* [TASK DATA]:
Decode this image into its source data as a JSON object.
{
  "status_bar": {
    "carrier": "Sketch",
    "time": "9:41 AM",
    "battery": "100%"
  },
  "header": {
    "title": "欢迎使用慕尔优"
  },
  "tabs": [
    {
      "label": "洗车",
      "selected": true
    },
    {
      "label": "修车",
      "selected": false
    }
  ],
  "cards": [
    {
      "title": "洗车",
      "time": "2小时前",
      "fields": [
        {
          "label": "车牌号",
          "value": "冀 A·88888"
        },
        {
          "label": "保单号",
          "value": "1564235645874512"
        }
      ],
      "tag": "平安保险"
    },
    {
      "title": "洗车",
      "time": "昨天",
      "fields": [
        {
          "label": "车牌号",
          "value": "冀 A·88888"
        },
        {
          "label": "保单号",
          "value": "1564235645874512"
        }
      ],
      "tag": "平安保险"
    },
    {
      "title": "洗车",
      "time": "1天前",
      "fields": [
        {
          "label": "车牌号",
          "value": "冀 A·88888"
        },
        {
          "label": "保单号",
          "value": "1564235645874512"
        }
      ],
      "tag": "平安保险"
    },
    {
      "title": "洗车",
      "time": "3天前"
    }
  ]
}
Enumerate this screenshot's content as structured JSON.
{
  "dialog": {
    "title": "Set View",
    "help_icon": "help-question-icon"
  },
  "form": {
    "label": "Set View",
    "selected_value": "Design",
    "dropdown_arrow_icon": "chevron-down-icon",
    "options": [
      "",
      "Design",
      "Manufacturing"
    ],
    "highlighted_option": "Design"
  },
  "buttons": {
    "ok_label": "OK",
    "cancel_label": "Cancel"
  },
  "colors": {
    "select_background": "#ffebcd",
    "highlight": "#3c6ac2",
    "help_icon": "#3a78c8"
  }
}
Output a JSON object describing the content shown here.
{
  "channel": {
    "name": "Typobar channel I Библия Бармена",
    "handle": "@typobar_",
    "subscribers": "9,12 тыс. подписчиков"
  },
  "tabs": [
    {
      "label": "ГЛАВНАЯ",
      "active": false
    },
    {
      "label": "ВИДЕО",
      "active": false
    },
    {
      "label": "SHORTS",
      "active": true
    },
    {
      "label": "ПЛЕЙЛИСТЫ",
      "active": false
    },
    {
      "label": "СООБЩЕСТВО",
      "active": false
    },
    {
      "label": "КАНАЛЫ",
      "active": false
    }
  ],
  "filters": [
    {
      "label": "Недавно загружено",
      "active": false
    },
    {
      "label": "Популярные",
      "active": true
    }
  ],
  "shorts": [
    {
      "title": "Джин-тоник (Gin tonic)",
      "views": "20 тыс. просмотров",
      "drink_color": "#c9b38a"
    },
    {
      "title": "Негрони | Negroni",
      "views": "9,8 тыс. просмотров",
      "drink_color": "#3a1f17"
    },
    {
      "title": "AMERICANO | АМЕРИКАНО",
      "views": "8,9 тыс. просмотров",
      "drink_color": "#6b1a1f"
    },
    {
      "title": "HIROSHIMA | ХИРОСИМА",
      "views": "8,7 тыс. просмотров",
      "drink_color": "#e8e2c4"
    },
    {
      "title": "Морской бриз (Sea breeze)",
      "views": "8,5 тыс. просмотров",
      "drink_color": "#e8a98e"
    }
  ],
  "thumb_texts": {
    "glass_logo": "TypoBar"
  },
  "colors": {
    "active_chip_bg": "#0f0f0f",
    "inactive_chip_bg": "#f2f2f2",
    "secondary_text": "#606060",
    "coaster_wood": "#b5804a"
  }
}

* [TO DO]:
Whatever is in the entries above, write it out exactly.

* [ANSWER TO THE EXERCISE]:
Decode this image into its source data as a JSON object.
{
  "status_bar": {
    "carrier": "Sketch",
    "time": "9:41 AM",
    "battery": "100%"
  },
  "header": {
    "title": "欢迎使用慕尔优"
  },
  "tabs": [
    {
      "label": "洗车",
      "selected": true
    },
    {
      "label": "修车",
      "selected": false
    }
  ],
  "cards": [
    {
      "title": "洗车",
      "time": "2小时前",
      "fields": [
        {
          "label": "车牌号",
          "value": "冀 A·88888"
        },
        {
          "label": "保单号",
          "value": "1564235645874512"
        }
      ],
      "tag": "平安保险"
    },
    {
      "title": "洗车",
      "time": "昨天",
      "fields": [
        {
          "label": "车牌号",
          "value": "冀 A·88888"
        },
        {
          "label": "保单号",
          "value": "1564235645874512"
        }
      ],
      "tag": "平安保险"
    },
    {
      "title": "洗车",
      "time": "1天前",
      "fields": [
        {
          "label": "车牌号",
          "value": "冀 A·88888"
        },
        {
          "label": "保单号",
          "value": "1564235645874512"
        }
      ],
      "tag": "平安保险"
    },
    {
      "title": "洗车",
      "time": "3天前"
    }
  ]
}
Enumerate this screenshot's content as structured JSON.
{
  "dialog": {
    "title": "Set View",
    "help_icon": "help-question-icon"
  },
  "form": {
    "label": "Set View",
    "selected_value": "Design",
    "dropdown_arrow_icon": "chevron-down-icon",
    "options": [
      "",
      "Design",
      "Manufacturing"
    ],
    "highlighted_option": "Design"
  },
  "buttons": {
    "ok_label": "OK",
    "cancel_label": "Cancel"
  },
  "colors": {
    "select_background": "#ffebcd",
    "highlight": "#3c6ac2",
    "help_icon": "#3a78c8"
  }
}
Output a JSON object describing the content shown here.
{
  "channel": {
    "name": "Typobar channel I Библия Бармена",
    "handle": "@typobar_",
    "subscribers": "9,12 тыс. подписчиков"
  },
  "tabs": [
    {
      "label": "ГЛАВНАЯ",
      "active": false
    },
    {
      "label": "ВИДЕО",
      "active": false
    },
    {
      "label": "SHORTS",
      "active": true
    },
    {
      "label": "ПЛЕЙЛИСТЫ",
      "active": false
    },
    {
      "label": "СООБЩЕСТВО",
      "active": false
    },
    {
      "label": "КАНАЛЫ",
      "active": false
    }
  ],
  "filters": [
    {
      "label": "Недавно загружено",
      "active": false
    },
    {
      "label": "Популярные",
      "active": true
    }
  ],
  "shorts": [
    {
      "title": "Джин-тоник (Gin tonic)",
      "views": "20 тыс. просмотров",
      "drink_color": "#c9b38a"
    },
    {
      "title": "Негрони | Negroni",
      "views": "9,8 тыс. просмотров",
      "drink_color": "#3a1f17"
    },
    {
      "title": "AMERICANO | АМЕРИКАНО",
      "views": "8,9 тыс. просмотров",
      "drink_color": "#6b1a1f"
    },
    {
      "title": "HIROSHIMA | ХИРОСИМА",
      "views": "8,7 тыс. просмотров",
      "drink_color": "#e8e2c4"
    },
    {
      "title": "Морской бриз (Sea breeze)",
      "views": "8,5 тыс. просмотров",
      "drink_color": "#e8a98e"
    }
  ],
  "thumb_texts": {
    "glass_logo": "TypoBar"
  },
  "colors": {
    "active_chip_bg": "#0f0f0f",
    "inactive_chip_bg": "#f2f2f2",
    "secondary_text": "#606060",
    "coaster_wood": "#b5804a"
  }
}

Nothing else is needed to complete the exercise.